Contrary to popular belief, Hip-Hop artists (unless they are 50 Cent status) don’t make their money from CD sales. The newer artists make their dollars by touring clubs and college campuses. And homecoming season is their time for cashin’ in.
So although, we try to blame the current state of Hip-Hop on Hen-Dog from the ‘hood who is always downloading Waka Flocka Flame CDs, or Lil Bobby from the ‘burb’s who gets $15 from mumsy very Tuesday to vicariously rep the ‘hood through Lil Wayne, the real culprits are the college brainiacs who actually bankroll the mysogynistic, minstrel murda music.
Some like to give rappers like Chief Keef a pass, sayin’ that they are just reppin’ their hoods. Problem is, if you are reading this while chillin’ in your dorm room, listening to a Chief Keef mixtape, you ain’t. Actually, you are guilty of exploiting the people who really have to live that way for your own entertainment pleasure.
Traditionally, college students are supposed to be representing the best hopes and aspirations of an entire race. Although many students are beatin’ people over the head this fall about how our ancestors “died for our right to vote,” what about those who died for our right to read a book? What is your responsibility to them?
This is not to say that all college students have neglected their responsibilities.
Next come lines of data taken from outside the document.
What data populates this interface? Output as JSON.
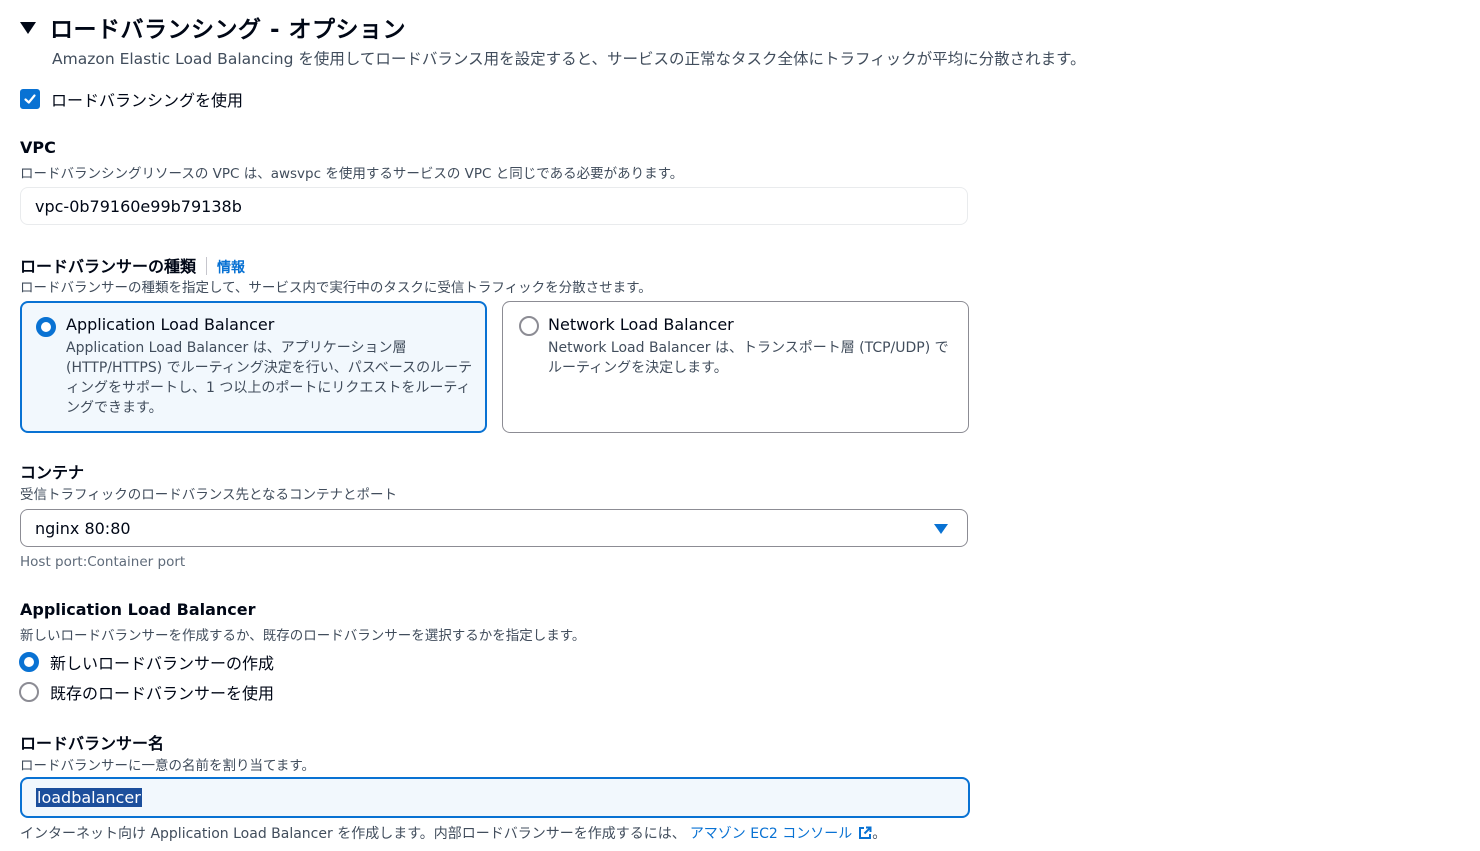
{
  "section": {
    "title": "ロードバランシング - オプション",
    "description": "Amazon Elastic Load Balancing を使用してロードバランス用を設定すると、サービスの正常なタスク全体にトラフィックが平均に分散されます。"
  },
  "use_lb": {
    "label": "ロードバランシングを使用",
    "checked": true
  },
  "vpc": {
    "label": "VPC",
    "description": "ロードバランシングリソースの VPC は、awsvpc を使用するサービスの VPC と同じである必要があります。",
    "value": "vpc-0b79160e99b79138b"
  },
  "lb_type": {
    "label": "ロードバランサーの種類",
    "info": "情報",
    "description": "ロードバランサーの種類を指定して、サービス内で実行中のタスクに受信トラフィックを分散させます。",
    "options": [
      {
        "title": "Application Load Balancer",
        "description": "Application Load Balancer は、アプリケーション層 (HTTP/HTTPS) でルーティング決定を行い、パスベースのルーティングをサポートし、1 つ以上のポートにリクエストをルーティングできます。",
        "selected": true
      },
      {
        "title": "Network Load Balancer",
        "description": "Network Load Balancer は、トランスポート層 (TCP/UDP) でルーティングを決定します。",
        "selected": false
      }
    ]
  },
  "container": {
    "label": "コンテナ",
    "description": "受信トラフィックのロードバランス先となるコンテナとポート",
    "value": "nginx 80:80",
    "hint": "Host port:Container port"
  },
  "alb": {
    "label": "Application Load Balancer",
    "description": "新しいロードバランサーを作成するか、既存のロードバランサーを選択するかを指定します。",
    "options": [
      {
        "label": "新しいロードバランサーの作成",
        "selected": true
      },
      {
        "label": "既存のロードバランサーを使用",
        "selected": false
      }
    ]
  },
  "lb_name": {
    "label": "ロードバランサー名",
    "description": "ロードバランサーに一意の名前を割り当てます。",
    "value": "loadbalancer",
    "note": "インターネット向け Application Load Balancer を作成します。内部ロードバランサーを作成するには、",
    "link": "アマゾン EC2 コンソール",
    "note_end": "。"
  },
  "colors": {
    "accent": "#0972d3",
    "text": "#000716",
    "secondary_text": "#414d5c"
  },
  "icons": {
    "collapse": "caret-down-icon",
    "external": "external-link-icon"
  }
}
Back in 2004, a group of women at Spelman College protested against Nelly’s "Tip Drill" video, causing the rapper to abort his visit to the campus instead of facing the music. Also, back in 2009, students at FAMU and NC A&T demanded to know why their student funds were going towards modern day minstrel shows.
The responsibility also rests on Black students on predominantly White college campuses, as they also have the worst forms of Hip-Hop at their homecoming events. If Black college students on these campuses allow rappers to run across stage droppin’ the N-bomb all homecoming night, they should not be upset when their college professors greet Biffy the next Monday morning with “ good morning Mr Armstrong, “ but give Tyrone a fist bump and say, “what up my n*****.”
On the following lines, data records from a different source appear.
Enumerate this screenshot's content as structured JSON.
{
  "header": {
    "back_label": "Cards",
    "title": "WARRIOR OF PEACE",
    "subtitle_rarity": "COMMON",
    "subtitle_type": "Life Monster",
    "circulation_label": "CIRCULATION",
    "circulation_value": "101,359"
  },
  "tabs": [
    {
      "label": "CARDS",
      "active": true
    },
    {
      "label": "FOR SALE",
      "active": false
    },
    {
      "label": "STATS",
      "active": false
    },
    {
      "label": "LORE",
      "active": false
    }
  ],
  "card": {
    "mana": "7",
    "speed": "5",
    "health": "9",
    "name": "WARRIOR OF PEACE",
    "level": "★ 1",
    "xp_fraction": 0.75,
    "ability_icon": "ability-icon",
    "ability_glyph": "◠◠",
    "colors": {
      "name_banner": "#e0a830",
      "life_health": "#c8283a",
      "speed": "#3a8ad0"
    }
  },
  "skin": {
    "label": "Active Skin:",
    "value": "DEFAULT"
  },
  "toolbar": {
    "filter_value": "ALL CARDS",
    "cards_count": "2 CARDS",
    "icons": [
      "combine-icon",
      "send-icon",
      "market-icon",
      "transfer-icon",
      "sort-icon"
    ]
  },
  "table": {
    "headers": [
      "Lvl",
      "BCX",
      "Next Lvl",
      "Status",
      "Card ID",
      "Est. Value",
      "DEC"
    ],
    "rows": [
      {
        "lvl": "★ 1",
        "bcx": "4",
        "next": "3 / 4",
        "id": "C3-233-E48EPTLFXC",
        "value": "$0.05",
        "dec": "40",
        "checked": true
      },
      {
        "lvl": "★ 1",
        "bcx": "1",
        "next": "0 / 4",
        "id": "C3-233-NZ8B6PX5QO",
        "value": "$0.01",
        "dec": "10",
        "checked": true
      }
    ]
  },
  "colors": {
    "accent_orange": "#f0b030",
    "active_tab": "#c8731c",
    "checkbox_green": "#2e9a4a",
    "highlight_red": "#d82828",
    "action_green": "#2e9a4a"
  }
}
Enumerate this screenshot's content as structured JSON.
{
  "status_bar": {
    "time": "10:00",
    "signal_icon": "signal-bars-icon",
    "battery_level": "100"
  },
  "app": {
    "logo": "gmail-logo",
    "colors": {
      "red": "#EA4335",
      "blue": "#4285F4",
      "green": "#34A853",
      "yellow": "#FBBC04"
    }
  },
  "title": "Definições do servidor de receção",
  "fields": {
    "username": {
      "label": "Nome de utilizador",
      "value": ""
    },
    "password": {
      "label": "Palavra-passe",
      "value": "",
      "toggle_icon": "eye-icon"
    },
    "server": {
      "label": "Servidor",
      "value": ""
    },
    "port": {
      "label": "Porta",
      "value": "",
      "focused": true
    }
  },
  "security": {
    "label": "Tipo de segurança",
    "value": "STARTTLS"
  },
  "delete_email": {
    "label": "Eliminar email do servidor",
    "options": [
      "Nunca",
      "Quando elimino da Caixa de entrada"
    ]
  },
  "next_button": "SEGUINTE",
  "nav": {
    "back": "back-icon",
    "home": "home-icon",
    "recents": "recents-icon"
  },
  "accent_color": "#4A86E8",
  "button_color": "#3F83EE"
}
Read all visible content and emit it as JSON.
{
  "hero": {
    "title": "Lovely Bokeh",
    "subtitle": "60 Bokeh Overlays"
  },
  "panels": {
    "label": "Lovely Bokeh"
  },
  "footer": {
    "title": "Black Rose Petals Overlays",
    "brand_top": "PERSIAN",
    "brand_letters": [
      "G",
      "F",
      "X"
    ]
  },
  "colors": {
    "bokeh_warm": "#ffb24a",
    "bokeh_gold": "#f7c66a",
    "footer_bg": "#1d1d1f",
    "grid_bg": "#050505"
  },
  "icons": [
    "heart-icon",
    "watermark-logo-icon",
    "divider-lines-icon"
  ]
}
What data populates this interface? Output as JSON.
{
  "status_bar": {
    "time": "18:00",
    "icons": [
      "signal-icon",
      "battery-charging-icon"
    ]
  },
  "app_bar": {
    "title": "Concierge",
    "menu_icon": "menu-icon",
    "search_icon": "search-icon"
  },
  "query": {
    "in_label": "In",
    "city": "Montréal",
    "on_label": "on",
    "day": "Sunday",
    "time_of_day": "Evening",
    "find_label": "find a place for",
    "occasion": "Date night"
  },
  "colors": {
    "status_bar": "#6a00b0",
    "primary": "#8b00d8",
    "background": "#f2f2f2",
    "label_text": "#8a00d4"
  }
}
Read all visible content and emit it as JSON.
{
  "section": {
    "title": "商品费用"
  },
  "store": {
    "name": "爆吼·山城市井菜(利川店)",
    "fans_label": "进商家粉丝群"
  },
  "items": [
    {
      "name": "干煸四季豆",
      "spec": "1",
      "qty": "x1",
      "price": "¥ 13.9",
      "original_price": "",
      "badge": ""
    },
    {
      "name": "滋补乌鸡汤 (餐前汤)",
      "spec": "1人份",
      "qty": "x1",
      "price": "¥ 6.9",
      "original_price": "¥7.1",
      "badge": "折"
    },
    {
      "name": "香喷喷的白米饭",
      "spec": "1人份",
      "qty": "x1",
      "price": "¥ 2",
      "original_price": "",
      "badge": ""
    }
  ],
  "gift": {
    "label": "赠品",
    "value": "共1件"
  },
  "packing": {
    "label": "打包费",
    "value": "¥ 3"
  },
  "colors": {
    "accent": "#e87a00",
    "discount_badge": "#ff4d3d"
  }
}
Can Black college students really change Hip-Hop? Of course they can.
There are many examples of entertainers who became superstars based solely on the support that they received from White college campuses. (Hootie and the Blowfish being just one example.) They even created their own genre called Frat Rock. That begs the question, why have Black college students not rallied behind political Hip-Hop artists that kick knowledge, instead of supporting every hot new artist on the radio talkin’ nonsense? Maybe they could create a genre called "HBCU Hip-Hop" that represents the mission statement of their schools?
Also, perhaps they could use their Hip-Hop classes for forums to develop ways to use rap music as a way to make social, political, and economic changes in society, instead of as a way to get an easy A or kill time discussing who is the greatest lyricist of all-time, Jay-Z or Biggie?
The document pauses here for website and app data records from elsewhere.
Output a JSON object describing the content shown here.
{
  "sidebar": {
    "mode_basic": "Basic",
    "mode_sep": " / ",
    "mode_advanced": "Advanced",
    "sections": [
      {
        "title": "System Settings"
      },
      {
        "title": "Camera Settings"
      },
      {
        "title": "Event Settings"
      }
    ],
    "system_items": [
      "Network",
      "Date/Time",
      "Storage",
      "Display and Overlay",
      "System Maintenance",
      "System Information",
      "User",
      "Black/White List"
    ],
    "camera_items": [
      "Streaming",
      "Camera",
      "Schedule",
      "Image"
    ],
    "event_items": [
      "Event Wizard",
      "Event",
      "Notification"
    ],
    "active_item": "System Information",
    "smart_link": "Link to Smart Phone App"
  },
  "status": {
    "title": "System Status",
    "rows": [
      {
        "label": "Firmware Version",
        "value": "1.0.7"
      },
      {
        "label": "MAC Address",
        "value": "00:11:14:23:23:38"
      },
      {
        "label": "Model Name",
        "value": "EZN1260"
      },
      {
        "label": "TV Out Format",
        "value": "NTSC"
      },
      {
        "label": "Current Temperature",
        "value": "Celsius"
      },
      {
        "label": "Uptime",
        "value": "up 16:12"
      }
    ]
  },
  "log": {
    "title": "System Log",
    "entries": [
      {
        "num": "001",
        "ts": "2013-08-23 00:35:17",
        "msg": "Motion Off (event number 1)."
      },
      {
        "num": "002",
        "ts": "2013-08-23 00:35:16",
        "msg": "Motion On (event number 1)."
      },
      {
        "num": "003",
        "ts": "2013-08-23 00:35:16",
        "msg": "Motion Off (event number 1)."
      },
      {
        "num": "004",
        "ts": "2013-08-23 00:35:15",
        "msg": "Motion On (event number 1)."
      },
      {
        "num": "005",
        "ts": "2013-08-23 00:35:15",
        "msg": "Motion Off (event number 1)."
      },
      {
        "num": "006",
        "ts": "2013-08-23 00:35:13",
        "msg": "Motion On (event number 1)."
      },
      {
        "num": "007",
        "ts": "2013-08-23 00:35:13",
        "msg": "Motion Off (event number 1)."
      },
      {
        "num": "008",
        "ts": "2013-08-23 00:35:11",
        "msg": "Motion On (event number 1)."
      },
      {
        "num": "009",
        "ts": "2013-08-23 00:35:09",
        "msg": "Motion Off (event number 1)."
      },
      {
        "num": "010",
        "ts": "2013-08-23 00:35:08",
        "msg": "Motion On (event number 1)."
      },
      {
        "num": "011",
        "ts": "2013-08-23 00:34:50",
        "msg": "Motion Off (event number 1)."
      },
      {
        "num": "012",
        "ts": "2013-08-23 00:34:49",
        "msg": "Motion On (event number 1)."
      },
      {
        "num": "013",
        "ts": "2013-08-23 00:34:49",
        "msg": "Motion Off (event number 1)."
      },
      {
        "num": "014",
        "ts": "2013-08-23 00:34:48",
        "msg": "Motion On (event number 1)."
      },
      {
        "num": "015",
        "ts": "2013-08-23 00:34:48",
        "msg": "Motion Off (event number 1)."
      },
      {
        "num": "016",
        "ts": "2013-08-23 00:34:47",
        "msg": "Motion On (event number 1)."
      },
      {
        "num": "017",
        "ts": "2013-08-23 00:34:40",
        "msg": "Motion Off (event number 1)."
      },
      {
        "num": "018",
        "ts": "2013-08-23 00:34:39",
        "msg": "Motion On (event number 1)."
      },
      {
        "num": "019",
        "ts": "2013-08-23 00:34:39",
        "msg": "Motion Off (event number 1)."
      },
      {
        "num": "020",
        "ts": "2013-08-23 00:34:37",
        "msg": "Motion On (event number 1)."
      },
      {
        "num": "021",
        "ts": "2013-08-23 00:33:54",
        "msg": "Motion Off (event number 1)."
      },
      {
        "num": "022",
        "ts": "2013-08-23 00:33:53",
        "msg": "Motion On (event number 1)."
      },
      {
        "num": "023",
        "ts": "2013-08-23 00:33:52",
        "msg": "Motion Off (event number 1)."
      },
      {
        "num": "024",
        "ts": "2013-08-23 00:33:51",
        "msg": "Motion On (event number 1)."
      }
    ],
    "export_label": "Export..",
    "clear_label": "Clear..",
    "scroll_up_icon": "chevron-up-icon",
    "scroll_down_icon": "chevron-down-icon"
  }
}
Fortunately, on every campus, there is always that courageous person who is not afraid to speak the truth. There is that small group that appreciates real Hip-Hop. Somewhere, there is an underground organization that is willing to go all out, to make sure that Black children have a future. This is the movement that will bring change. And when those revolutionists link up with like minds on other campuses, you will see not only a change in Hip-Hop, but the condition of the Black community in general.
Unfortunately, most college students are tryin’ too hard to be like “the streets” instead of inspiring the streets to be like them.
Rakim told us back in the day that “follow the leader is the title, theme task." But what happens when there are no leaders to follow?
TRUTH Minista Paul Scott’s weekly column is “This Ain’t Hip Hop,” a column for intelligent Hip Hop headz. For more information on the "No Warning Shots Fired" lecture series, contact email@example.com or visit No Warning Shots Fired.com. Follow on Twitter (@truthminista).